[ABOUT THIS EXERCISE]: Please retype the data in full and exactly; the pictures are not part of the copy.

[SOURCE INFORMATION]:
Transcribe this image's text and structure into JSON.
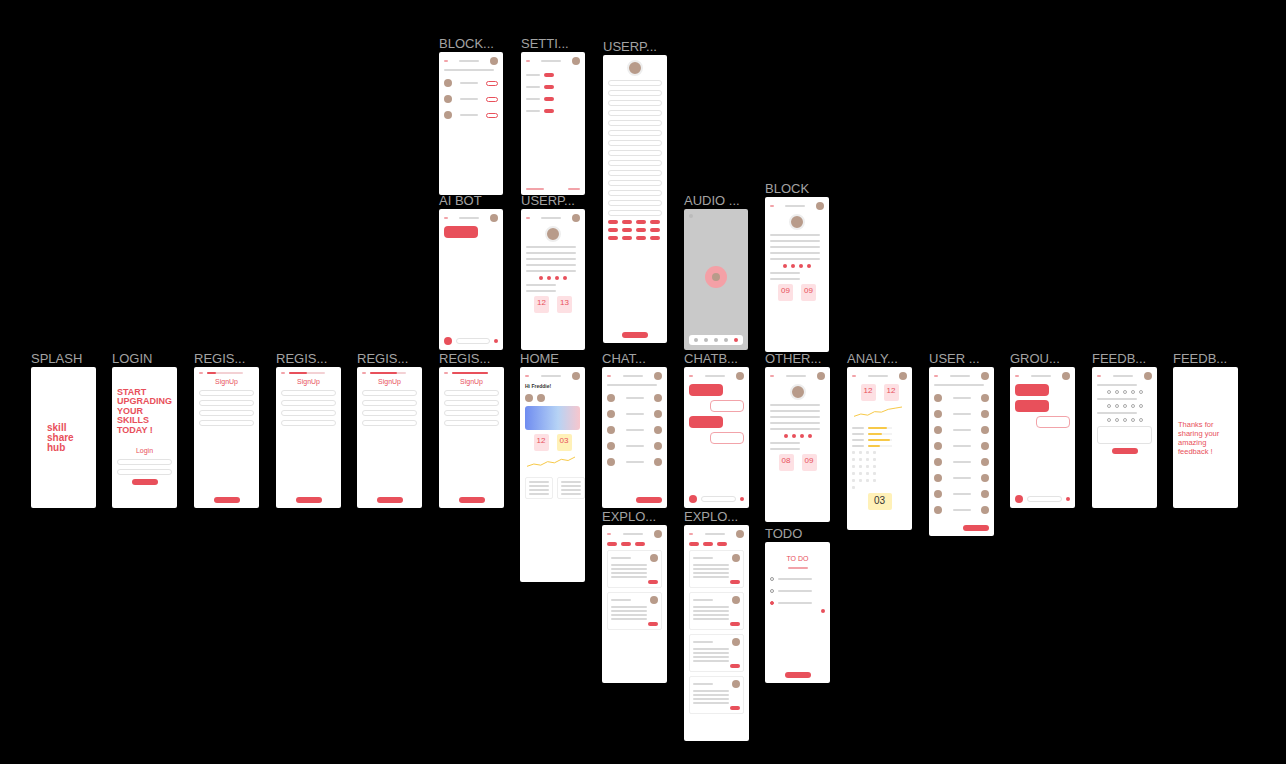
{
  "frames": [
    {
      "label": "BLOCK...",
      "kind": "list"
    },
    {
      "label": "SETTI...",
      "kind": "settings"
    },
    {
      "label": "USERP...",
      "kind": "form"
    },
    {
      "label": "AI BOT",
      "kind": "chat",
      "bubbles": [
        {
          "kind": "in"
        }
      ]
    },
    {
      "label": "USERP...",
      "kind": "profile",
      "stats": [
        {
          "value": "12",
          "color": "#fde0e3"
        },
        {
          "value": "13",
          "color": "#fde0e3"
        }
      ]
    },
    {
      "label": "AUDIO ...",
      "kind": "audio"
    },
    {
      "label": "BLOCK",
      "kind": "profile",
      "stats": [
        {
          "value": "09",
          "color": "#fde0e3"
        },
        {
          "value": "09",
          "color": "#fde0e3"
        }
      ]
    },
    {
      "label": "SPLASH",
      "kind": "splash",
      "logo": [
        "skill",
        "share",
        "hub"
      ]
    },
    {
      "label": "LOGIN",
      "kind": "login",
      "headline": [
        "START",
        "UPGRADING",
        "YOUR SKILLS",
        "TODAY !"
      ],
      "title": "Login"
    },
    {
      "label": "REGIS...",
      "kind": "signup",
      "title": "SignUp",
      "level": 0.25
    },
    {
      "label": "REGIS...",
      "kind": "signup",
      "title": "SignUp",
      "level": 0.5
    },
    {
      "label": "REGIS...",
      "kind": "signup",
      "title": "SignUp",
      "level": 0.75
    },
    {
      "label": "REGIS...",
      "kind": "signup",
      "title": "SignUp",
      "level": 1
    },
    {
      "label": "HOME",
      "kind": "home",
      "greeting": "Hi Freddie!",
      "stats": [
        {
          "value": "12",
          "color": "#fde0e3"
        },
        {
          "value": "03",
          "color": "#fff1b8"
        }
      ],
      "chart": [
        2,
        3,
        2.5,
        4,
        3.5,
        5,
        4.5,
        6
      ]
    },
    {
      "label": "CHAT...",
      "kind": "list"
    },
    {
      "label": "CHATB...",
      "kind": "chat",
      "bubbles": [
        {
          "kind": "in"
        },
        {
          "kind": "out"
        },
        {
          "kind": "in"
        },
        {
          "kind": "out"
        }
      ]
    },
    {
      "label": "OTHER...",
      "kind": "profile",
      "stats": [
        {
          "value": "08",
          "color": "#fde0e3"
        },
        {
          "value": "09",
          "color": "#fde0e3"
        }
      ]
    },
    {
      "label": "ANALY...",
      "kind": "analytics",
      "stats": [
        {
          "value": "12",
          "color": "#fde0e3"
        },
        {
          "value": "12",
          "color": "#fde0e3"
        }
      ],
      "total": "03",
      "chart": [
        2,
        3,
        2.5,
        4,
        3.8,
        5,
        5.5,
        6
      ],
      "bars": [
        0.8,
        0.6,
        0.9,
        0.5
      ]
    },
    {
      "label": "USER ...",
      "kind": "list"
    },
    {
      "label": "GROU...",
      "kind": "chat",
      "bubbles": [
        {
          "kind": "in"
        },
        {
          "kind": "in"
        },
        {
          "kind": "out"
        }
      ]
    },
    {
      "label": "FEEDB...",
      "kind": "feedback",
      "ratings": [
        {
          "stars": 0
        },
        {
          "stars": 0
        },
        {
          "stars": 0
        }
      ]
    },
    {
      "label": "FEEDB...",
      "kind": "thanks",
      "text": "Thanks for sharing your amazing feedback !"
    },
    {
      "label": "EXPLO...",
      "kind": "explore"
    },
    {
      "label": "EXPLO...",
      "kind": "explore"
    },
    {
      "label": "TODO",
      "kind": "todo",
      "title": "TO DO",
      "items": [
        {
          "checked": false
        },
        {
          "checked": false
        },
        {
          "checked": true
        }
      ]
    }
  ]
}
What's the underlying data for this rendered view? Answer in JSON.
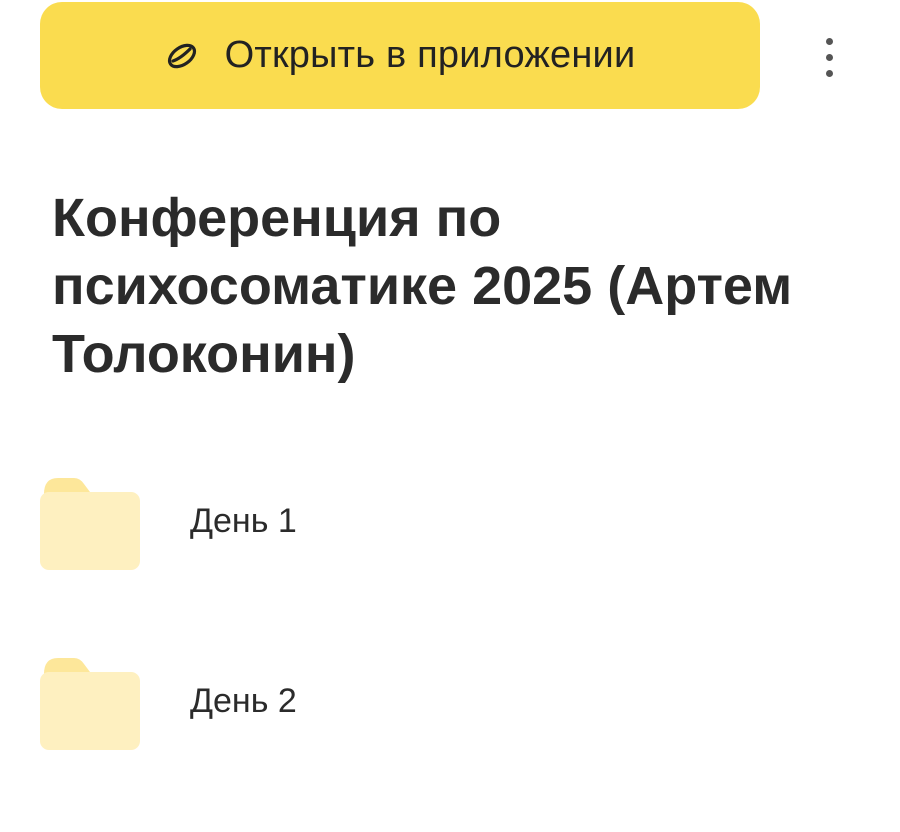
{
  "header": {
    "open_app_label": "Открыть в приложении",
    "open_app_icon": "yandex-disk-icon",
    "more_icon": "more-vertical-icon",
    "accent_color": "#fadc4f"
  },
  "page": {
    "title": "Конференция по психосоматике 2025 (Артем Толоконин)"
  },
  "folders": [
    {
      "name": "День 1",
      "icon": "folder-icon"
    },
    {
      "name": "День 2",
      "icon": "folder-icon"
    }
  ]
}
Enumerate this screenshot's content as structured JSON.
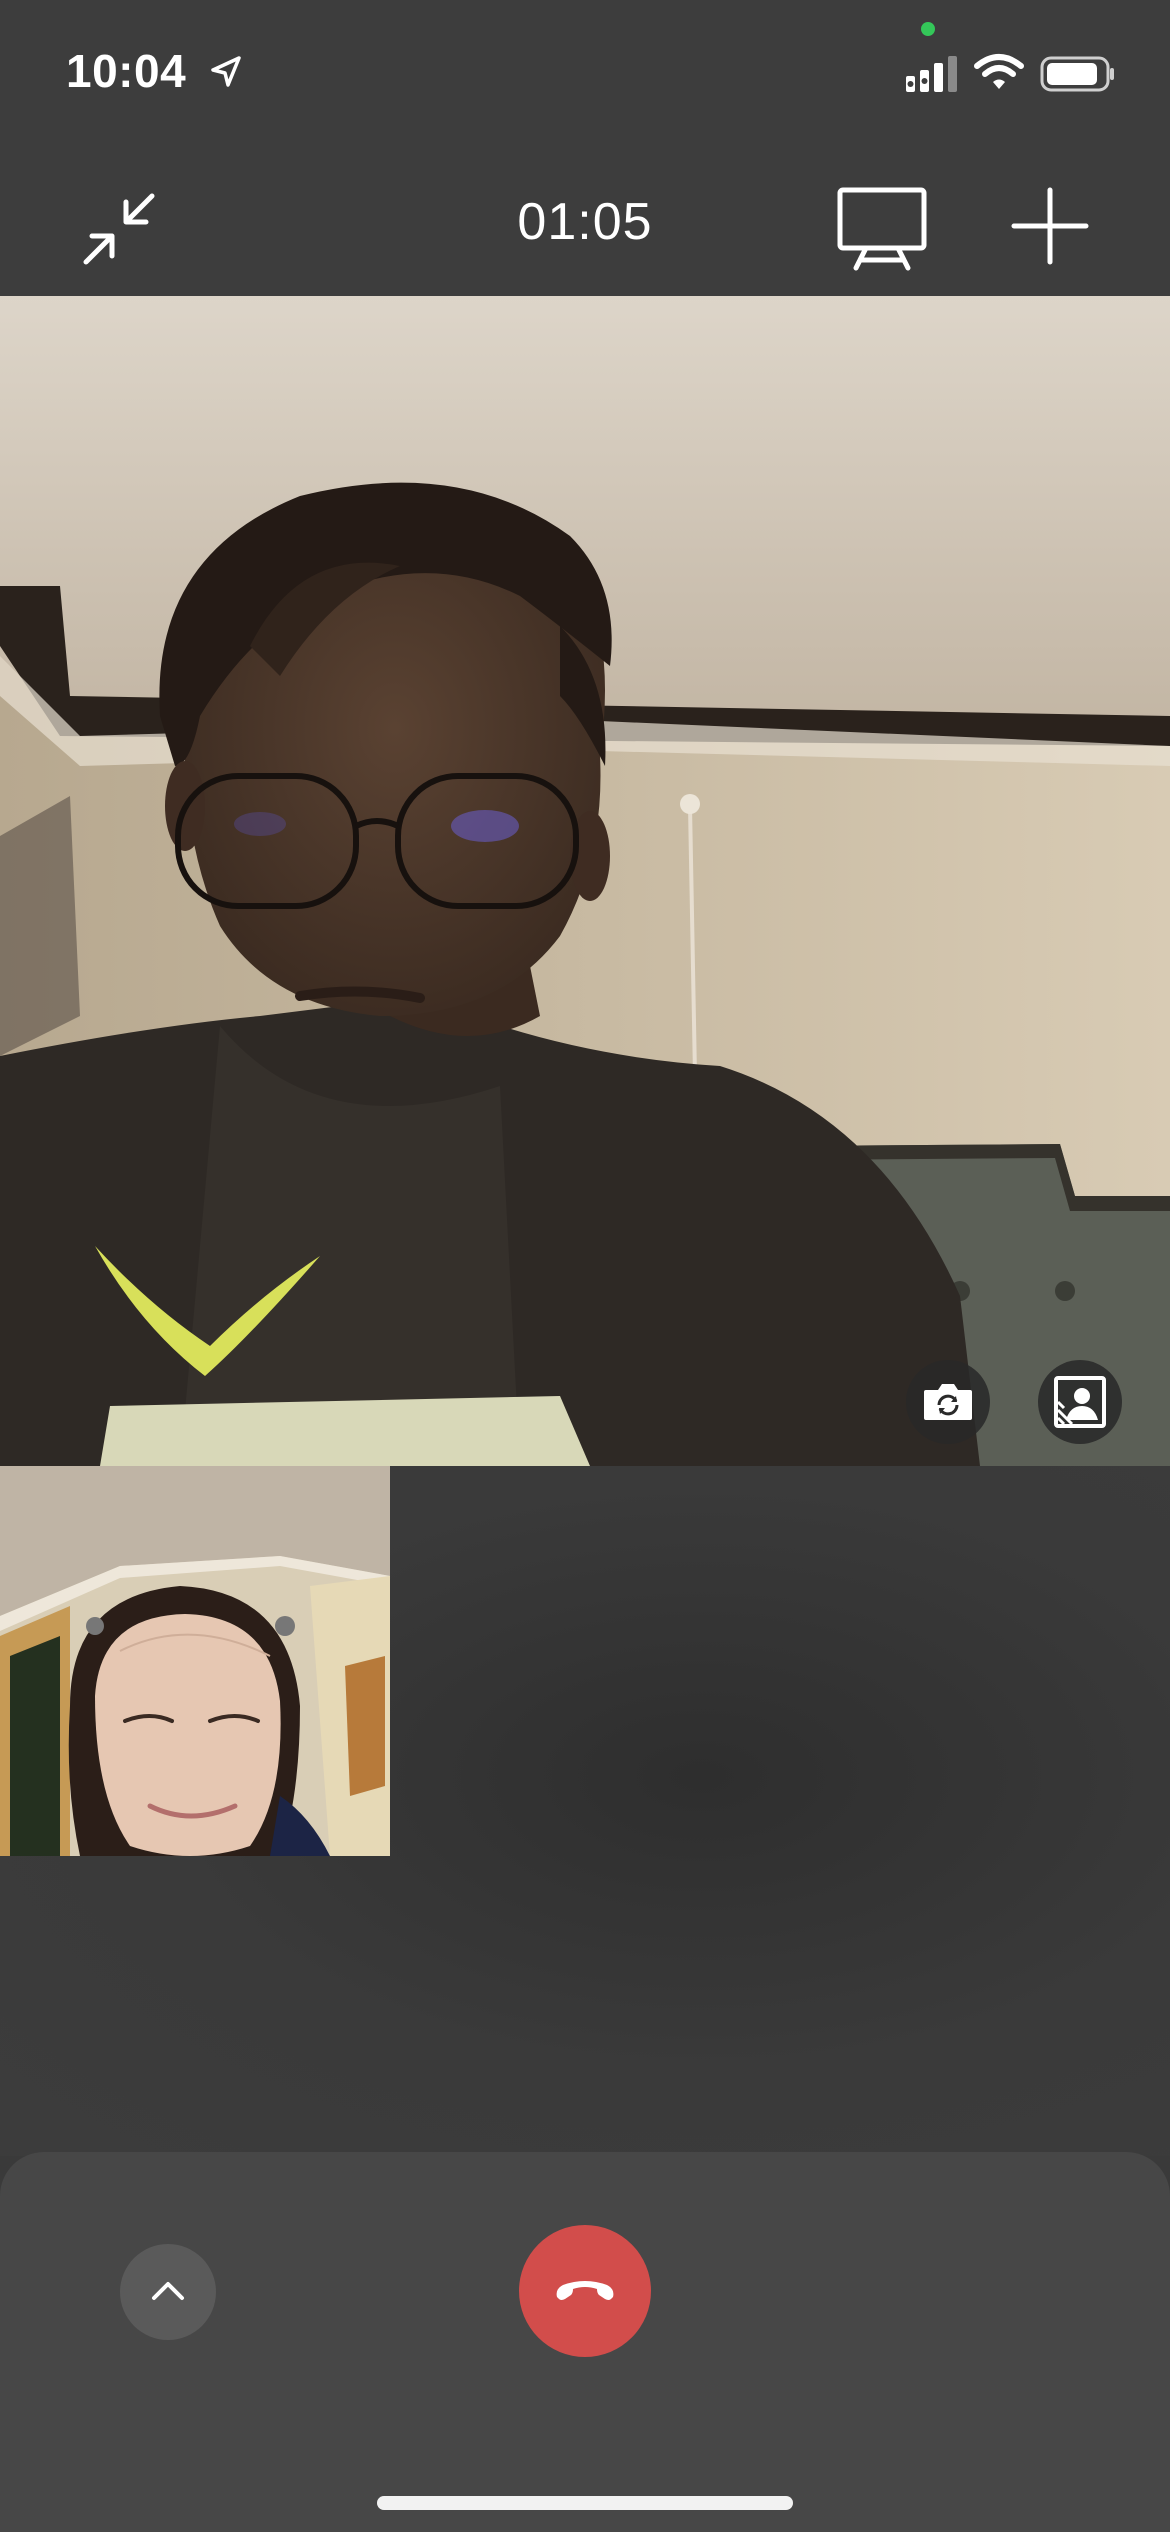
{
  "status_bar": {
    "time": "10:04",
    "icons": [
      "location-arrow-icon",
      "camera-in-use-dot",
      "cellular-signal-icon",
      "wifi-icon",
      "battery-icon"
    ]
  },
  "top_bar": {
    "call_timer": "01:05",
    "icons": [
      "minimize-arrows-icon",
      "screen-share-icon",
      "plus-icon"
    ]
  },
  "remote_video": {
    "controls": [
      "camera-flip-icon",
      "background-effect-icon"
    ]
  },
  "controls": {
    "icons": [
      "chevron-up-icon",
      "hang-up-phone-icon"
    ],
    "end_call_color": "#d24d4b"
  },
  "colors": {
    "background": "#3a3a3a",
    "sheet": "#474747",
    "accent_green": "#34c759"
  }
}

[RESPONSE BELOW]:
Transcribe this image's text and structure into JSON.
{
  "frames": [
    {
      "label": "BLOCK...",
      "kind": "list"
    },
    {
      "label": "SETTI...",
      "kind": "settings"
    },
    {
      "label": "USERP...",
      "kind": "form"
    },
    {
      "label": "AI BOT",
      "kind": "chat",
      "bubbles": [
        {
          "kind": "in"
        }
      ]
    },
    {
      "label": "USERP...",
      "kind": "profile",
      "stats": [
        {
          "value": "12",
          "color": "#fde0e3"
        },
        {
          "value": "13",
          "color": "#fde0e3"
        }
      ]
    },
    {
      "label": "AUDIO ...",
      "kind": "audio"
    },
    {
      "label": "BLOCK",
      "kind": "profile",
      "stats": [
        {
          "value": "09",
          "color": "#fde0e3"
        },
        {
          "value": "09",
          "color": "#fde0e3"
        }
      ]
    },
    {
      "label": "SPLASH",
      "kind": "splash",
      "logo": [
        "skill",
        "share",
        "hub"
      ]
    },
    {
      "label": "LOGIN",
      "kind": "login",
      "headline": [
        "START",
        "UPGRADING",
        "YOUR SKILLS",
        "TODAY !"
      ],
      "title": "Login"
    },
    {
      "label": "REGIS...",
      "kind": "signup",
      "title": "SignUp",
      "level": 0.25
    },
    {
      "label": "REGIS...",
      "kind": "signup",
      "title": "SignUp",
      "level": 0.5
    },
    {
      "label": "REGIS...",
      "kind": "signup",
      "title": "SignUp",
      "level": 0.75
    },
    {
      "label": "REGIS...",
      "kind": "signup",
      "title": "SignUp",
      "level": 1
    },
    {
      "label": "HOME",
      "kind": "home",
      "greeting": "Hi Freddie!",
      "stats": [
        {
          "value": "12",
          "color": "#fde0e3"
        },
        {
          "value": "03",
          "color": "#fff1b8"
        }
      ],
      "chart": [
        2,
        3,
        2.5,
        4,
        3.5,
        5,
        4.5,
        6
      ]
    },
    {
      "label": "CHAT...",
      "kind": "list"
    },
    {
      "label": "CHATB...",
      "kind": "chat",
      "bubbles": [
        {
          "kind": "in"
        },
        {
          "kind": "out"
        },
        {
          "kind": "in"
        },
        {
          "kind": "out"
        }
      ]
    },
    {
      "label": "OTHER...",
      "kind": "profile",
      "stats": [
        {
          "value": "08",
          "color": "#fde0e3"
        },
        {
          "value": "09",
          "color": "#fde0e3"
        }
      ]
    },
    {
      "label": "ANALY...",
      "kind": "analytics",
      "stats": [
        {
          "value": "12",
          "color": "#fde0e3"
        },
        {
          "value": "12",
          "color": "#fde0e3"
        }
      ],
      "total": "03",
      "chart": [
        2,
        3,
        2.5,
        4,
        3.8,
        5,
        5.5,
        6
      ],
      "bars": [
        0.8,
        0.6,
        0.9,
        0.5
      ]
    },
    {
      "label": "USER ...",
      "kind": "list"
    },
    {
      "label": "GROU...",
      "kind": "chat",
      "bubbles": [
        {
          "kind": "in"
        },
        {
          "kind": "in"
        },
        {
          "kind": "out"
        }
      ]
    },
    {
      "label": "FEEDB...",
      "kind": "feedback",
      "ratings": [
        {
          "stars": 0
        },
        {
          "stars": 0
        },
        {
          "stars": 0
        }
      ]
    },
    {
      "label": "FEEDB...",
      "kind": "thanks",
      "text": "Thanks for sharing your amazing feedback !"
    },
    {
      "label": "EXPLO...",
      "kind": "explore"
    },
    {
      "label": "EXPLO...",
      "kind": "explore"
    },
    {
      "label": "TODO",
      "kind": "todo",
      "title": "TO DO",
      "items": [
        {
          "checked": false
        },
        {
          "checked": false
        },
        {
          "checked": true
        }
      ]
    }
  ]
}
What's the underlying data for this rendered view? Answer in JSON.
{
  "header": {
    "open_app_label": "Открыть в приложении",
    "open_app_icon": "yandex-disk-icon",
    "more_icon": "more-vertical-icon",
    "accent_color": "#fadc4f"
  },
  "page": {
    "title": "Конференция по психосоматике 2025 (Артем Толоконин)"
  },
  "folders": [
    {
      "name": "День 1",
      "icon": "folder-icon"
    },
    {
      "name": "День 2",
      "icon": "folder-icon"
    }
  ]
}
Enumerate this screenshot's content as structured JSON.
{
  "status_bar": {
    "time": "10:04",
    "icons": [
      "location-arrow-icon",
      "camera-in-use-dot",
      "cellular-signal-icon",
      "wifi-icon",
      "battery-icon"
    ]
  },
  "top_bar": {
    "call_timer": "01:05",
    "icons": [
      "minimize-arrows-icon",
      "screen-share-icon",
      "plus-icon"
    ]
  },
  "remote_video": {
    "controls": [
      "camera-flip-icon",
      "background-effect-icon"
    ]
  },
  "controls": {
    "icons": [
      "chevron-up-icon",
      "hang-up-phone-icon"
    ],
    "end_call_color": "#d24d4b"
  },
  "colors": {
    "background": "#3a3a3a",
    "sheet": "#474747",
    "accent_green": "#34c759"
  }
}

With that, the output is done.